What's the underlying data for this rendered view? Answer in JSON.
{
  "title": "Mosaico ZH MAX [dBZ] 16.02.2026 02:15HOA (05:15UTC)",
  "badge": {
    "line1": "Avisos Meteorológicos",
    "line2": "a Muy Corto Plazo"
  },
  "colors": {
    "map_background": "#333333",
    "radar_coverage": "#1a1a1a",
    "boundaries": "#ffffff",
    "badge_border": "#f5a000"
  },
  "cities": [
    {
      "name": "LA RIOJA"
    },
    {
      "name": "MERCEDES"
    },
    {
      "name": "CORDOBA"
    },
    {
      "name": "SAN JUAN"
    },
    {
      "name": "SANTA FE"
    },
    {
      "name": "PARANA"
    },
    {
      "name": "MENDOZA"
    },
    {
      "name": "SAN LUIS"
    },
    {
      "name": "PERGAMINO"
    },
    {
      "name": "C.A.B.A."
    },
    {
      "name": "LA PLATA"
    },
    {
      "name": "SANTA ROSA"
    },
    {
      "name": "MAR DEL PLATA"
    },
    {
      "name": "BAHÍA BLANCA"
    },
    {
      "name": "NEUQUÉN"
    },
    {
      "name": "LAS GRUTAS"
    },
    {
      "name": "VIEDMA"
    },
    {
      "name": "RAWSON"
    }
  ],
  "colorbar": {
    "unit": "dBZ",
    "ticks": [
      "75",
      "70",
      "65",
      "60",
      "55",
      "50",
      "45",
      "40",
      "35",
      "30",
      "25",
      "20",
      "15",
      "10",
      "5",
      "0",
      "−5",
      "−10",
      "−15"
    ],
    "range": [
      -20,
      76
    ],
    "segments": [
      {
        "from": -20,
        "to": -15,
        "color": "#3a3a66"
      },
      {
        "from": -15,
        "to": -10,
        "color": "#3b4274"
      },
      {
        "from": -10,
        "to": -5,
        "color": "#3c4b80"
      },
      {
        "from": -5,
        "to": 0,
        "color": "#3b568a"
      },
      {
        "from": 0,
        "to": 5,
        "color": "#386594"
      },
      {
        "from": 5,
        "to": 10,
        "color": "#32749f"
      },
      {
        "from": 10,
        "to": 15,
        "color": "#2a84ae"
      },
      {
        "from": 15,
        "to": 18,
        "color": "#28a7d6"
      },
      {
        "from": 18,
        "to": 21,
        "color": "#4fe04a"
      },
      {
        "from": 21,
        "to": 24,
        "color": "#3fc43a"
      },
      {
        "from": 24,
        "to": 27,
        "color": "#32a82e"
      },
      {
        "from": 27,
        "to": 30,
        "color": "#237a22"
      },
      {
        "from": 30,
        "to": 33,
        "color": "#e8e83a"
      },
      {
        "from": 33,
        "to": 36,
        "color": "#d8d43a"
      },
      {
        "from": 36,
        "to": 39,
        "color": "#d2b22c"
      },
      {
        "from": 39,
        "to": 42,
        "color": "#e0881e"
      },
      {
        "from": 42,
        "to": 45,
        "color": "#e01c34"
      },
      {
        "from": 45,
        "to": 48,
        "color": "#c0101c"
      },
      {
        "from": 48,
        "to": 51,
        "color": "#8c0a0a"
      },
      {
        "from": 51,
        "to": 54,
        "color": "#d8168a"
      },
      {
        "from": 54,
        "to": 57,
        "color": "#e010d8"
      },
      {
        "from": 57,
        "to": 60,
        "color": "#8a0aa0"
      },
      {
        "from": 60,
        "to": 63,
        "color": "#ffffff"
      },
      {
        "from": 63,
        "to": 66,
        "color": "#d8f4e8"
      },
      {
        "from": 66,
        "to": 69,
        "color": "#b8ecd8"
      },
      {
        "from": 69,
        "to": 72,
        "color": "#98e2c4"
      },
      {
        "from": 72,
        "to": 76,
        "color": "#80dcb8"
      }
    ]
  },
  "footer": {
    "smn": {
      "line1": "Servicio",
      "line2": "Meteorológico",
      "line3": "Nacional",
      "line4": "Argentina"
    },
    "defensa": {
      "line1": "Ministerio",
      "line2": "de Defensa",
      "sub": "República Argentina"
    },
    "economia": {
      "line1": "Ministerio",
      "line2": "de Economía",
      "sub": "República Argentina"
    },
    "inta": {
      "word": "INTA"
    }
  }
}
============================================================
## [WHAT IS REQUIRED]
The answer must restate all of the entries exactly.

## [RESULT OF THE EXERCISE]
What's the underlying data for this rendered view? Answer in JSON.
{
  "title": "Mosaico ZH MAX [dBZ] 16.02.2026 02:15HOA (05:15UTC)",
  "badge": {
    "line1": "Avisos Meteorológicos",
    "line2": "a Muy Corto Plazo"
  },
  "colors": {
    "map_background": "#333333",
    "radar_coverage": "#1a1a1a",
    "boundaries": "#ffffff",
    "badge_border": "#f5a000"
  },
  "cities": [
    {
      "name": "LA RIOJA"
    },
    {
      "name": "MERCEDES"
    },
    {
      "name": "CORDOBA"
    },
    {
      "name": "SAN JUAN"
    },
    {
      "name": "SANTA FE"
    },
    {
      "name": "PARANA"
    },
    {
      "name": "MENDOZA"
    },
    {
      "name": "SAN LUIS"
    },
    {
      "name": "PERGAMINO"
    },
    {
      "name": "C.A.B.A."
    },
    {
      "name": "LA PLATA"
    },
    {
      "name": "SANTA ROSA"
    },
    {
      "name": "MAR DEL PLATA"
    },
    {
      "name": "BAHÍA BLANCA"
    },
    {
      "name": "NEUQUÉN"
    },
    {
      "name": "LAS GRUTAS"
    },
    {
      "name": "VIEDMA"
    },
    {
      "name": "RAWSON"
    }
  ],
  "colorbar": {
    "unit": "dBZ",
    "ticks": [
      "75",
      "70",
      "65",
      "60",
      "55",
      "50",
      "45",
      "40",
      "35",
      "30",
      "25",
      "20",
      "15",
      "10",
      "5",
      "0",
      "−5",
      "−10",
      "−15"
    ],
    "range": [
      -20,
      76
    ],
    "segments": [
      {
        "from": -20,
        "to": -15,
        "color": "#3a3a66"
      },
      {
        "from": -15,
        "to": -10,
        "color": "#3b4274"
      },
      {
        "from": -10,
        "to": -5,
        "color": "#3c4b80"
      },
      {
        "from": -5,
        "to": 0,
        "color": "#3b568a"
      },
      {
        "from": 0,
        "to": 5,
        "color": "#386594"
      },
      {
        "from": 5,
        "to": 10,
        "color": "#32749f"
      },
      {
        "from": 10,
        "to": 15,
        "color": "#2a84ae"
      },
      {
        "from": 15,
        "to": 18,
        "color": "#28a7d6"
      },
      {
        "from": 18,
        "to": 21,
        "color": "#4fe04a"
      },
      {
        "from": 21,
        "to": 24,
        "color": "#3fc43a"
      },
      {
        "from": 24,
        "to": 27,
        "color": "#32a82e"
      },
      {
        "from": 27,
        "to": 30,
        "color": "#237a22"
      },
      {
        "from": 30,
        "to": 33,
        "color": "#e8e83a"
      },
      {
        "from": 33,
        "to": 36,
        "color": "#d8d43a"
      },
      {
        "from": 36,
        "to": 39,
        "color": "#d2b22c"
      },
      {
        "from": 39,
        "to": 42,
        "color": "#e0881e"
      },
      {
        "from": 42,
        "to": 45,
        "color": "#e01c34"
      },
      {
        "from": 45,
        "to": 48,
        "color": "#c0101c"
      },
      {
        "from": 48,
        "to": 51,
        "color": "#8c0a0a"
      },
      {
        "from": 51,
        "to": 54,
        "color": "#d8168a"
      },
      {
        "from": 54,
        "to": 57,
        "color": "#e010d8"
      },
      {
        "from": 57,
        "to": 60,
        "color": "#8a0aa0"
      },
      {
        "from": 60,
        "to": 63,
        "color": "#ffffff"
      },
      {
        "from": 63,
        "to": 66,
        "color": "#d8f4e8"
      },
      {
        "from": 66,
        "to": 69,
        "color": "#b8ecd8"
      },
      {
        "from": 69,
        "to": 72,
        "color": "#98e2c4"
      },
      {
        "from": 72,
        "to": 76,
        "color": "#80dcb8"
      }
    ]
  },
  "footer": {
    "smn": {
      "line1": "Servicio",
      "line2": "Meteorológico",
      "line3": "Nacional",
      "line4": "Argentina"
    },
    "defensa": {
      "line1": "Ministerio",
      "line2": "de Defensa",
      "sub": "República Argentina"
    },
    "economia": {
      "line1": "Ministerio",
      "line2": "de Economía",
      "sub": "República Argentina"
    },
    "inta": {
      "word": "INTA"
    }
  }
}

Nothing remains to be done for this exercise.